WORK TO BE COMPLETED => Your task is to print each entry exactly as written.

DATA TO USE =>

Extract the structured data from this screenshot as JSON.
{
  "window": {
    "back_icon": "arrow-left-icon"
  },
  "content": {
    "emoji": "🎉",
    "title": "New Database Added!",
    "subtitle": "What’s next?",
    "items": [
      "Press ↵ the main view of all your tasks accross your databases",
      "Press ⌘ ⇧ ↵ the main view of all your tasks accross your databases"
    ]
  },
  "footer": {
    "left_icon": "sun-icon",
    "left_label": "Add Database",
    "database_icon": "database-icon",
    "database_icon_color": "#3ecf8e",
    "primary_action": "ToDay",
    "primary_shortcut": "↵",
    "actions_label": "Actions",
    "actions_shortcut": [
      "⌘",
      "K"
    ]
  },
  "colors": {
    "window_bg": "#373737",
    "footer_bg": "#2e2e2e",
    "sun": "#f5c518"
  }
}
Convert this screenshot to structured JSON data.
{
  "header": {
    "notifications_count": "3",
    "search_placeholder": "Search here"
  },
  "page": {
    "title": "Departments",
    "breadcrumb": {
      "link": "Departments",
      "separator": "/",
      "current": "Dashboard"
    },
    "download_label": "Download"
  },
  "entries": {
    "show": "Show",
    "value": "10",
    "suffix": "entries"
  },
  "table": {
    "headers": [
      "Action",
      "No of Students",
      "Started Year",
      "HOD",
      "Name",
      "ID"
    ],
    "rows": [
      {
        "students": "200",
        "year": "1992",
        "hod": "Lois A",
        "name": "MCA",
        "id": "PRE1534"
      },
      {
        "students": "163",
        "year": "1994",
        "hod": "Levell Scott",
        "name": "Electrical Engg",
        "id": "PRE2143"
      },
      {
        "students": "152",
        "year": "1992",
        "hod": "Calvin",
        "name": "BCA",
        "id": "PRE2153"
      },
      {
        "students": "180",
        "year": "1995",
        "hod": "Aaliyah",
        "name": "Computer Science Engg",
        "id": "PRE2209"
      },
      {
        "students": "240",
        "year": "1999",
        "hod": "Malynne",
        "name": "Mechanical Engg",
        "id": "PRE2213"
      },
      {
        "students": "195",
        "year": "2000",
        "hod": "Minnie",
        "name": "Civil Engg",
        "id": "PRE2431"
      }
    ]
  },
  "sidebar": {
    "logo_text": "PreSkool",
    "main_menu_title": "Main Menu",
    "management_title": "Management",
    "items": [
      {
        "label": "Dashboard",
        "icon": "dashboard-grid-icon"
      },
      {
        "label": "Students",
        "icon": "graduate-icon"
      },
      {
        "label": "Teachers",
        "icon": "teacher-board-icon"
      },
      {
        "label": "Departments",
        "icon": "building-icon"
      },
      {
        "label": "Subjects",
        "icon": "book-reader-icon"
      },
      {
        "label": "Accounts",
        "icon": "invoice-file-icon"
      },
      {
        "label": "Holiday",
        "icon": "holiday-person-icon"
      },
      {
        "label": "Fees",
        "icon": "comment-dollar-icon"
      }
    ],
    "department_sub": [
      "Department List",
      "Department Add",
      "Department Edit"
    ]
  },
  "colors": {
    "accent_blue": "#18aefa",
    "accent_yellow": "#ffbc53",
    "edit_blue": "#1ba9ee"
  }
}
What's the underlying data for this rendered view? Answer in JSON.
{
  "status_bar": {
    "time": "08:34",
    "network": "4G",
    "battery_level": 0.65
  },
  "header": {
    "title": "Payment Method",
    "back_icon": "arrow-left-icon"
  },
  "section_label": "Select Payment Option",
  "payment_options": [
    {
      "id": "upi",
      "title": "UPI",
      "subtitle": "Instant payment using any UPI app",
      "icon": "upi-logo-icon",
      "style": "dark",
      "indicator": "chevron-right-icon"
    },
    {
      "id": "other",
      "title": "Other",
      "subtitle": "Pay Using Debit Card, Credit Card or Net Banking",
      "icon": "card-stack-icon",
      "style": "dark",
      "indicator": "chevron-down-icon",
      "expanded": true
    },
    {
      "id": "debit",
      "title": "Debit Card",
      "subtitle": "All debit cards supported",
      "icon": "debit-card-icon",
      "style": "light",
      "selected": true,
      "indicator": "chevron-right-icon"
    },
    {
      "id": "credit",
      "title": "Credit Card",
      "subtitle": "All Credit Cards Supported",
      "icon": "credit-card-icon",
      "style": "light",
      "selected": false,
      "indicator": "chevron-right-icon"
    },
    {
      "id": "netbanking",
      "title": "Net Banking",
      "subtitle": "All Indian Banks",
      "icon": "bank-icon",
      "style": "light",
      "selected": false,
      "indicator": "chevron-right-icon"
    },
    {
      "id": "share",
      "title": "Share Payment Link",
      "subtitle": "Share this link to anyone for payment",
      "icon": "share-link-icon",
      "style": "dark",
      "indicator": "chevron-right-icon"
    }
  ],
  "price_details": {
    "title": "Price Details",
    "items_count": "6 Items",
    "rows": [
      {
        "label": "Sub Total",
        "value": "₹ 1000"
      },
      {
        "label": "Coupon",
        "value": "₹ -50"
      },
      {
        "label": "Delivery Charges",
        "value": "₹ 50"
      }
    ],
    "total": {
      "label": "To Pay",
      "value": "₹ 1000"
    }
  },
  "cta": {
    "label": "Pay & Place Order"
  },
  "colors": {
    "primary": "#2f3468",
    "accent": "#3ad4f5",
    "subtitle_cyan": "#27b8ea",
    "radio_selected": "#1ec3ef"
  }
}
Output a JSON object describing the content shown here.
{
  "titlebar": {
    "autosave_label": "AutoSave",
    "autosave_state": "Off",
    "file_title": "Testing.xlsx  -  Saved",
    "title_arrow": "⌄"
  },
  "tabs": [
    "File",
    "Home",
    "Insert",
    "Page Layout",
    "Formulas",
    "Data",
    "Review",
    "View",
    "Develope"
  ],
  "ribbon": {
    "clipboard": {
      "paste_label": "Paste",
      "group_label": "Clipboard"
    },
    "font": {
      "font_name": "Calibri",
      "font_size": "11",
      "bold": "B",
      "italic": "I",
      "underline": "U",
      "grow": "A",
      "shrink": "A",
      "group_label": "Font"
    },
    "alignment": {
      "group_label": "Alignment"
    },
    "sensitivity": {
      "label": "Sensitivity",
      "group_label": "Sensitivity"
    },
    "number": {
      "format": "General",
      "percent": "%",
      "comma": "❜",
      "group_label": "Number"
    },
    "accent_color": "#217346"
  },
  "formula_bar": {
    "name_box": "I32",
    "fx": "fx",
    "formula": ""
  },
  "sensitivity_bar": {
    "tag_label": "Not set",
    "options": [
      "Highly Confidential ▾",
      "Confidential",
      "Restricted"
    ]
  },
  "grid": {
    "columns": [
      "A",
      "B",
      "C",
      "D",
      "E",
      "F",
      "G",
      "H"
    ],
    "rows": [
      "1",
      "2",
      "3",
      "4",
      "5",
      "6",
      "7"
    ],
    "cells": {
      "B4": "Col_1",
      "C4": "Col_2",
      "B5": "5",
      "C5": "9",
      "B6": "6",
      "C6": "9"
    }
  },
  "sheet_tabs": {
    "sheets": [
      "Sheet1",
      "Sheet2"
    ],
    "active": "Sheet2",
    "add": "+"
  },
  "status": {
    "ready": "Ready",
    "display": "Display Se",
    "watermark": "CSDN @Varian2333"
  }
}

REPLY TO THE TASK =>
Extract the structured data from this screenshot as JSON.
{
  "window": {
    "back_icon": "arrow-left-icon"
  },
  "content": {
    "emoji": "🎉",
    "title": "New Database Added!",
    "subtitle": "What’s next?",
    "items": [
      "Press ↵ the main view of all your tasks accross your databases",
      "Press ⌘ ⇧ ↵ the main view of all your tasks accross your databases"
    ]
  },
  "footer": {
    "left_icon": "sun-icon",
    "left_label": "Add Database",
    "database_icon": "database-icon",
    "database_icon_color": "#3ecf8e",
    "primary_action": "ToDay",
    "primary_shortcut": "↵",
    "actions_label": "Actions",
    "actions_shortcut": [
      "⌘",
      "K"
    ]
  },
  "colors": {
    "window_bg": "#373737",
    "footer_bg": "#2e2e2e",
    "sun": "#f5c518"
  }
}
Convert this screenshot to structured JSON data.
{
  "header": {
    "notifications_count": "3",
    "search_placeholder": "Search here"
  },
  "page": {
    "title": "Departments",
    "breadcrumb": {
      "link": "Departments",
      "separator": "/",
      "current": "Dashboard"
    },
    "download_label": "Download"
  },
  "entries": {
    "show": "Show",
    "value": "10",
    "suffix": "entries"
  },
  "table": {
    "headers": [
      "Action",
      "No of Students",
      "Started Year",
      "HOD",
      "Name",
      "ID"
    ],
    "rows": [
      {
        "students": "200",
        "year": "1992",
        "hod": "Lois A",
        "name": "MCA",
        "id": "PRE1534"
      },
      {
        "students": "163",
        "year": "1994",
        "hod": "Levell Scott",
        "name": "Electrical Engg",
        "id": "PRE2143"
      },
      {
        "students": "152",
        "year": "1992",
        "hod": "Calvin",
        "name": "BCA",
        "id": "PRE2153"
      },
      {
        "students": "180",
        "year": "1995",
        "hod": "Aaliyah",
        "name": "Computer Science Engg",
        "id": "PRE2209"
      },
      {
        "students": "240",
        "year": "1999",
        "hod": "Malynne",
        "name": "Mechanical Engg",
        "id": "PRE2213"
      },
      {
        "students": "195",
        "year": "2000",
        "hod": "Minnie",
        "name": "Civil Engg",
        "id": "PRE2431"
      }
    ]
  },
  "sidebar": {
    "logo_text": "PreSkool",
    "main_menu_title": "Main Menu",
    "management_title": "Management",
    "items": [
      {
        "label": "Dashboard",
        "icon": "dashboard-grid-icon"
      },
      {
        "label": "Students",
        "icon": "graduate-icon"
      },
      {
        "label": "Teachers",
        "icon": "teacher-board-icon"
      },
      {
        "label": "Departments",
        "icon": "building-icon"
      },
      {
        "label": "Subjects",
        "icon": "book-reader-icon"
      },
      {
        "label": "Accounts",
        "icon": "invoice-file-icon"
      },
      {
        "label": "Holiday",
        "icon": "holiday-person-icon"
      },
      {
        "label": "Fees",
        "icon": "comment-dollar-icon"
      }
    ],
    "department_sub": [
      "Department List",
      "Department Add",
      "Department Edit"
    ]
  },
  "colors": {
    "accent_blue": "#18aefa",
    "accent_yellow": "#ffbc53",
    "edit_blue": "#1ba9ee"
  }
}
What's the underlying data for this rendered view? Answer in JSON.
{
  "status_bar": {
    "time": "08:34",
    "network": "4G",
    "battery_level": 0.65
  },
  "header": {
    "title": "Payment Method",
    "back_icon": "arrow-left-icon"
  },
  "section_label": "Select Payment Option",
  "payment_options": [
    {
      "id": "upi",
      "title": "UPI",
      "subtitle": "Instant payment using any UPI app",
      "icon": "upi-logo-icon",
      "style": "dark",
      "indicator": "chevron-right-icon"
    },
    {
      "id": "other",
      "title": "Other",
      "subtitle": "Pay Using Debit Card, Credit Card or Net Banking",
      "icon": "card-stack-icon",
      "style": "dark",
      "indicator": "chevron-down-icon",
      "expanded": true
    },
    {
      "id": "debit",
      "title": "Debit Card",
      "subtitle": "All debit cards supported",
      "icon": "debit-card-icon",
      "style": "light",
      "selected": true,
      "indicator": "chevron-right-icon"
    },
    {
      "id": "credit",
      "title": "Credit Card",
      "subtitle": "All Credit Cards Supported",
      "icon": "credit-card-icon",
      "style": "light",
      "selected": false,
      "indicator": "chevron-right-icon"
    },
    {
      "id": "netbanking",
      "title": "Net Banking",
      "subtitle": "All Indian Banks",
      "icon": "bank-icon",
      "style": "light",
      "selected": false,
      "indicator": "chevron-right-icon"
    },
    {
      "id": "share",
      "title": "Share Payment Link",
      "subtitle": "Share this link to anyone for payment",
      "icon": "share-link-icon",
      "style": "dark",
      "indicator": "chevron-right-icon"
    }
  ],
  "price_details": {
    "title": "Price Details",
    "items_count": "6 Items",
    "rows": [
      {
        "label": "Sub Total",
        "value": "₹ 1000"
      },
      {
        "label": "Coupon",
        "value": "₹ -50"
      },
      {
        "label": "Delivery Charges",
        "value": "₹ 50"
      }
    ],
    "total": {
      "label": "To Pay",
      "value": "₹ 1000"
    }
  },
  "cta": {
    "label": "Pay & Place Order"
  },
  "colors": {
    "primary": "#2f3468",
    "accent": "#3ad4f5",
    "subtitle_cyan": "#27b8ea",
    "radio_selected": "#1ec3ef"
  }
}
Output a JSON object describing the content shown here.
{
  "titlebar": {
    "autosave_label": "AutoSave",
    "autosave_state": "Off",
    "file_title": "Testing.xlsx  -  Saved",
    "title_arrow": "⌄"
  },
  "tabs": [
    "File",
    "Home",
    "Insert",
    "Page Layout",
    "Formulas",
    "Data",
    "Review",
    "View",
    "Develope"
  ],
  "ribbon": {
    "clipboard": {
      "paste_label": "Paste",
      "group_label": "Clipboard"
    },
    "font": {
      "font_name": "Calibri",
      "font_size": "11",
      "bold": "B",
      "italic": "I",
      "underline": "U",
      "grow": "A",
      "shrink": "A",
      "group_label": "Font"
    },
    "alignment": {
      "group_label": "Alignment"
    },
    "sensitivity": {
      "label": "Sensitivity",
      "group_label": "Sensitivity"
    },
    "number": {
      "format": "General",
      "percent": "%",
      "comma": "❜",
      "group_label": "Number"
    },
    "accent_color": "#217346"
  },
  "formula_bar": {
    "name_box": "I32",
    "fx": "fx",
    "formula": ""
  },
  "sensitivity_bar": {
    "tag_label": "Not set",
    "options": [
      "Highly Confidential ▾",
      "Confidential",
      "Restricted"
    ]
  },
  "grid": {
    "columns": [
      "A",
      "B",
      "C",
      "D",
      "E",
      "F",
      "G",
      "H"
    ],
    "rows": [
      "1",
      "2",
      "3",
      "4",
      "5",
      "6",
      "7"
    ],
    "cells": {
      "B4": "Col_1",
      "C4": "Col_2",
      "B5": "5",
      "C5": "9",
      "B6": "6",
      "C6": "9"
    }
  },
  "sheet_tabs": {
    "sheets": [
      "Sheet1",
      "Sheet2"
    ],
    "active": "Sheet2",
    "add": "+"
  },
  "status": {
    "ready": "Ready",
    "display": "Display Se",
    "watermark": "CSDN @Varian2333"
  }
}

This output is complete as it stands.